God-Worshiping: Prayer and action
Saying the memory verse together at suppertime will imprint it on the hearts of your children forever.
Be joyful in hope, patient in affliction, faithful in prayer.
But we prayed to our God and posted a guard.
David Feddes, a preacher and Bible teacher, says this about prayer and action:
Prayer is marvelous, but it's not an excuse to do nothing. In many situations, even as we pray, we also need to take action, using our God-given common sense and the God-given resources that are available to us.
Sometimes prayer without action is based on the notion that there's no connection between normal processes and divine activity. According to this line of thinking, something isn't really a work of God unless it is sudden, supernatural and miraculous. But that's not what the Bible teaches. Scripture says, "The earth is the Lord's, and everything in it, the world, and all who live in it" (Psalm 24:1). God doesn't just work through the startling events we call miracles. It's wonderful when he does, but that's not his only way of working, or even his usual way. God is constantly active in the physical and the natural and the non-miraculous aspects of this world. The whole earth is his, along with the things and people and inventions in it, and so we can look for God's hand in the ordinary events and opportunities that come our way.
There are some situations where we need to pray for nothing less than a miracle, but in a great many situations, we should pray for God's help and blessing and then look for practical ways he's provided in this world of his to make that blessing a reality.
JUST THE FACTS
How well did you listen to the story?
Q. What was Grandpa's assignment for Liz and Lucille's church school class?
A. To interview people and find out their prayer stories.
Q. What did Jenny pray about?
Q. After she prayed, what action did she take?
A. She took babysitting classes.
Q. What was Mark praying about?
A. His brother's need for financial support for the mission field.
Q. What action did Mark take?
A. Mark organized a craft fair to raise money.
Q. What did Liz when the old man chased him away?
A. He prayed for him.
Q. What action did Liz and his friends take?
A. They cut his lawn.
This question is meant to help the children develop a biblical understanding of God, who He is and what He does. The "answer" is not meant for parents to read to their children. Rather its purpose is to assist parents in guiding the conversation to this biblical understanding. We encourage you to use an open Bible in this conversation, building biblical literacy and well as a biblical theology.
Why do we have to take action if we've prayed about something? Why does God expect us to work as well as pray?
Read Nehemiah chapters 1-4 with your family this week. Notice how Nehemiah combined prayer and action. Here are a few examples: Chapter 1 and 2, Nehemiah prayed and then approached the king about going to Jerusalem. Chapter 4: 4-6, Nehemiah prayed and rebuilt the wall. Chapter 4:14, Nehemiah prayed and posted a guard and kept working on the wall. In each of these instances, Nehemiah did not stop with his prayer; he followed it up with action. But he never took credit for the progress they made (see verse 14-15, 20).

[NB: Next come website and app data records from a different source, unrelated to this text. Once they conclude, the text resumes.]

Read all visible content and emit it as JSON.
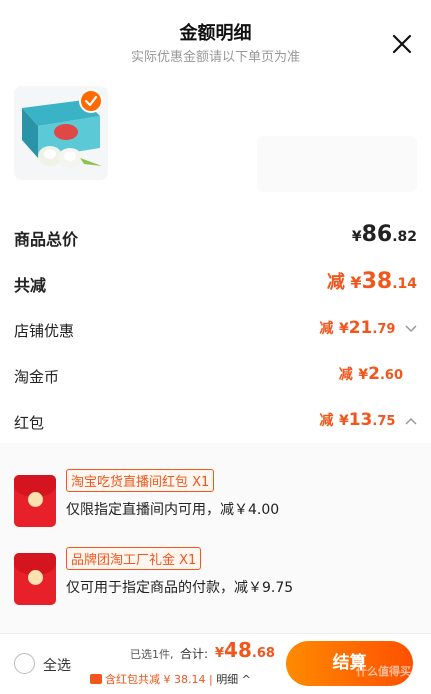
{
  "header": {
    "title": "金额明细",
    "subtitle": "实际优惠金额请以下单页为准"
  },
  "summary": {
    "total_label": "商品总价",
    "total_yen": "¥",
    "total_int": "86",
    "total_dec": ".82",
    "discount_label": "共减",
    "discount_prefix": "减",
    "discount_yen": "¥",
    "discount_int": "38",
    "discount_dec": ".14"
  },
  "items": [
    {
      "label": "店铺优惠",
      "prefix": "减",
      "yen": "¥",
      "int": "21",
      "dec": ".79",
      "chevron": "down"
    },
    {
      "label": "淘金币",
      "prefix": "减",
      "yen": "¥",
      "int": "2",
      "dec": ".60",
      "chevron": "none"
    },
    {
      "label": "红包",
      "prefix": "减",
      "yen": "¥",
      "int": "13",
      "dec": ".75",
      "chevron": "up"
    }
  ],
  "red_packets": [
    {
      "tag": "淘宝吃货直播间红包 X1",
      "desc": "仅限指定直播间内可用，减￥4.00"
    },
    {
      "tag": "品牌团淘工厂礼金 X1",
      "desc": "仅可用于指定商品的付款，减￥9.75"
    }
  ],
  "footer": {
    "select_all": "全选",
    "selected_count": "已选1件,",
    "sum_label": "合计:",
    "sum_yen": "¥",
    "sum_int": "48",
    "sum_dec": ".68",
    "sub_line": "含红包共减 ¥ 38.14 | ",
    "detail": "明细 ^",
    "pay_button": "结算",
    "watermark": "什么值得买"
  },
  "colors": {
    "accent": "#f2561d",
    "pay_gradient_start": "#ff8a00",
    "pay_gradient_end": "#ff5000",
    "red_packet": "#e8202a"
  }
}
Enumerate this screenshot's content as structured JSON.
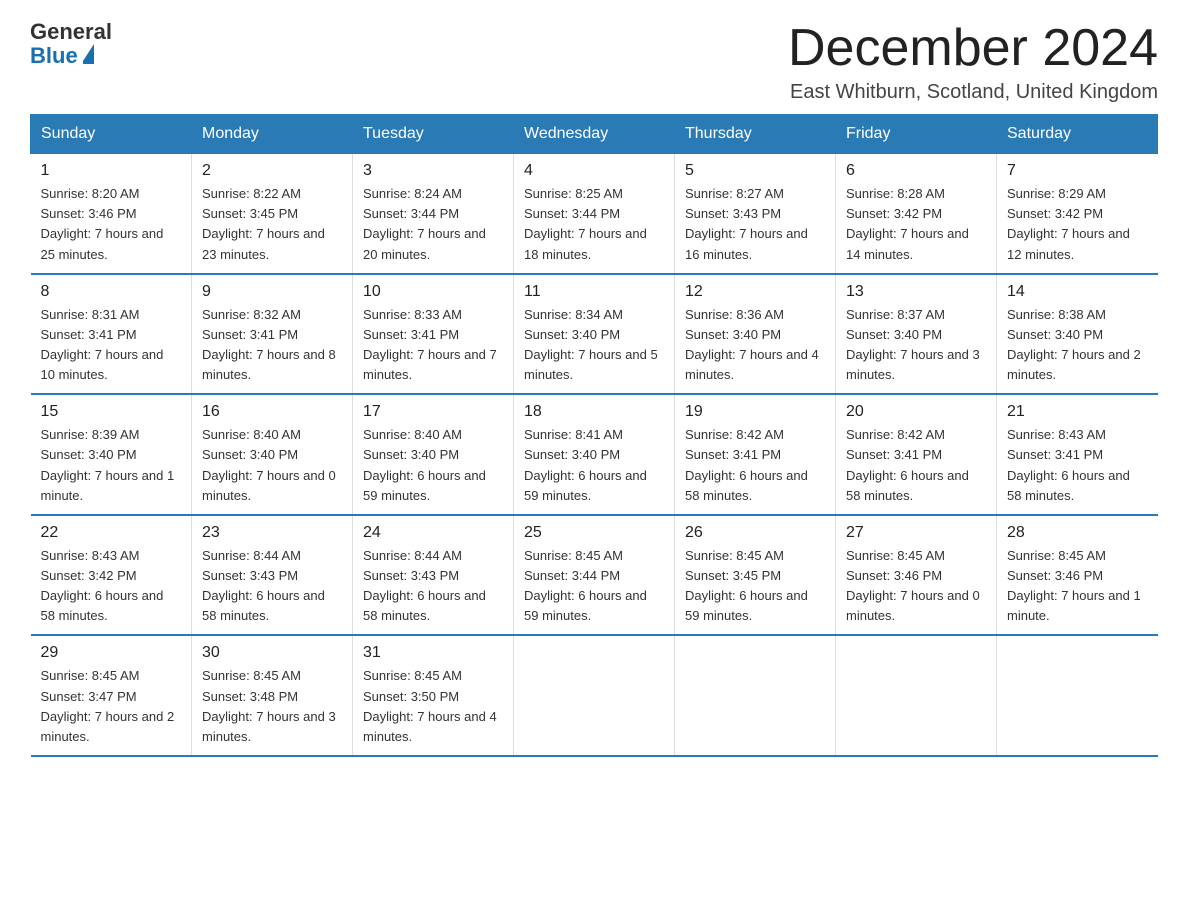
{
  "logo": {
    "general": "General",
    "blue": "Blue"
  },
  "title": {
    "month": "December 2024",
    "location": "East Whitburn, Scotland, United Kingdom"
  },
  "headers": [
    "Sunday",
    "Monday",
    "Tuesday",
    "Wednesday",
    "Thursday",
    "Friday",
    "Saturday"
  ],
  "weeks": [
    [
      {
        "day": "1",
        "sunrise": "8:20 AM",
        "sunset": "3:46 PM",
        "daylight": "7 hours and 25 minutes."
      },
      {
        "day": "2",
        "sunrise": "8:22 AM",
        "sunset": "3:45 PM",
        "daylight": "7 hours and 23 minutes."
      },
      {
        "day": "3",
        "sunrise": "8:24 AM",
        "sunset": "3:44 PM",
        "daylight": "7 hours and 20 minutes."
      },
      {
        "day": "4",
        "sunrise": "8:25 AM",
        "sunset": "3:44 PM",
        "daylight": "7 hours and 18 minutes."
      },
      {
        "day": "5",
        "sunrise": "8:27 AM",
        "sunset": "3:43 PM",
        "daylight": "7 hours and 16 minutes."
      },
      {
        "day": "6",
        "sunrise": "8:28 AM",
        "sunset": "3:42 PM",
        "daylight": "7 hours and 14 minutes."
      },
      {
        "day": "7",
        "sunrise": "8:29 AM",
        "sunset": "3:42 PM",
        "daylight": "7 hours and 12 minutes."
      }
    ],
    [
      {
        "day": "8",
        "sunrise": "8:31 AM",
        "sunset": "3:41 PM",
        "daylight": "7 hours and 10 minutes."
      },
      {
        "day": "9",
        "sunrise": "8:32 AM",
        "sunset": "3:41 PM",
        "daylight": "7 hours and 8 minutes."
      },
      {
        "day": "10",
        "sunrise": "8:33 AM",
        "sunset": "3:41 PM",
        "daylight": "7 hours and 7 minutes."
      },
      {
        "day": "11",
        "sunrise": "8:34 AM",
        "sunset": "3:40 PM",
        "daylight": "7 hours and 5 minutes."
      },
      {
        "day": "12",
        "sunrise": "8:36 AM",
        "sunset": "3:40 PM",
        "daylight": "7 hours and 4 minutes."
      },
      {
        "day": "13",
        "sunrise": "8:37 AM",
        "sunset": "3:40 PM",
        "daylight": "7 hours and 3 minutes."
      },
      {
        "day": "14",
        "sunrise": "8:38 AM",
        "sunset": "3:40 PM",
        "daylight": "7 hours and 2 minutes."
      }
    ],
    [
      {
        "day": "15",
        "sunrise": "8:39 AM",
        "sunset": "3:40 PM",
        "daylight": "7 hours and 1 minute."
      },
      {
        "day": "16",
        "sunrise": "8:40 AM",
        "sunset": "3:40 PM",
        "daylight": "7 hours and 0 minutes."
      },
      {
        "day": "17",
        "sunrise": "8:40 AM",
        "sunset": "3:40 PM",
        "daylight": "6 hours and 59 minutes."
      },
      {
        "day": "18",
        "sunrise": "8:41 AM",
        "sunset": "3:40 PM",
        "daylight": "6 hours and 59 minutes."
      },
      {
        "day": "19",
        "sunrise": "8:42 AM",
        "sunset": "3:41 PM",
        "daylight": "6 hours and 58 minutes."
      },
      {
        "day": "20",
        "sunrise": "8:42 AM",
        "sunset": "3:41 PM",
        "daylight": "6 hours and 58 minutes."
      },
      {
        "day": "21",
        "sunrise": "8:43 AM",
        "sunset": "3:41 PM",
        "daylight": "6 hours and 58 minutes."
      }
    ],
    [
      {
        "day": "22",
        "sunrise": "8:43 AM",
        "sunset": "3:42 PM",
        "daylight": "6 hours and 58 minutes."
      },
      {
        "day": "23",
        "sunrise": "8:44 AM",
        "sunset": "3:43 PM",
        "daylight": "6 hours and 58 minutes."
      },
      {
        "day": "24",
        "sunrise": "8:44 AM",
        "sunset": "3:43 PM",
        "daylight": "6 hours and 58 minutes."
      },
      {
        "day": "25",
        "sunrise": "8:45 AM",
        "sunset": "3:44 PM",
        "daylight": "6 hours and 59 minutes."
      },
      {
        "day": "26",
        "sunrise": "8:45 AM",
        "sunset": "3:45 PM",
        "daylight": "6 hours and 59 minutes."
      },
      {
        "day": "27",
        "sunrise": "8:45 AM",
        "sunset": "3:46 PM",
        "daylight": "7 hours and 0 minutes."
      },
      {
        "day": "28",
        "sunrise": "8:45 AM",
        "sunset": "3:46 PM",
        "daylight": "7 hours and 1 minute."
      }
    ],
    [
      {
        "day": "29",
        "sunrise": "8:45 AM",
        "sunset": "3:47 PM",
        "daylight": "7 hours and 2 minutes."
      },
      {
        "day": "30",
        "sunrise": "8:45 AM",
        "sunset": "3:48 PM",
        "daylight": "7 hours and 3 minutes."
      },
      {
        "day": "31",
        "sunrise": "8:45 AM",
        "sunset": "3:50 PM",
        "daylight": "7 hours and 4 minutes."
      },
      null,
      null,
      null,
      null
    ]
  ]
}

God has chosen to work in this world through his people. God created us to be caretakers of his creation (Genesis 1:27, 28). God assigned us the work of bringing the gospel to the nations of the earth (Matthew 28:19, 20). Through prayer and action we are partners with Christ in making God's kingdom a reality. Prayer without action is often futile. And, action without prayer is a recipe for disaster. Prayer and action—Spirit directed action—is the most effective way to meet the challenges and opportunities of our lives.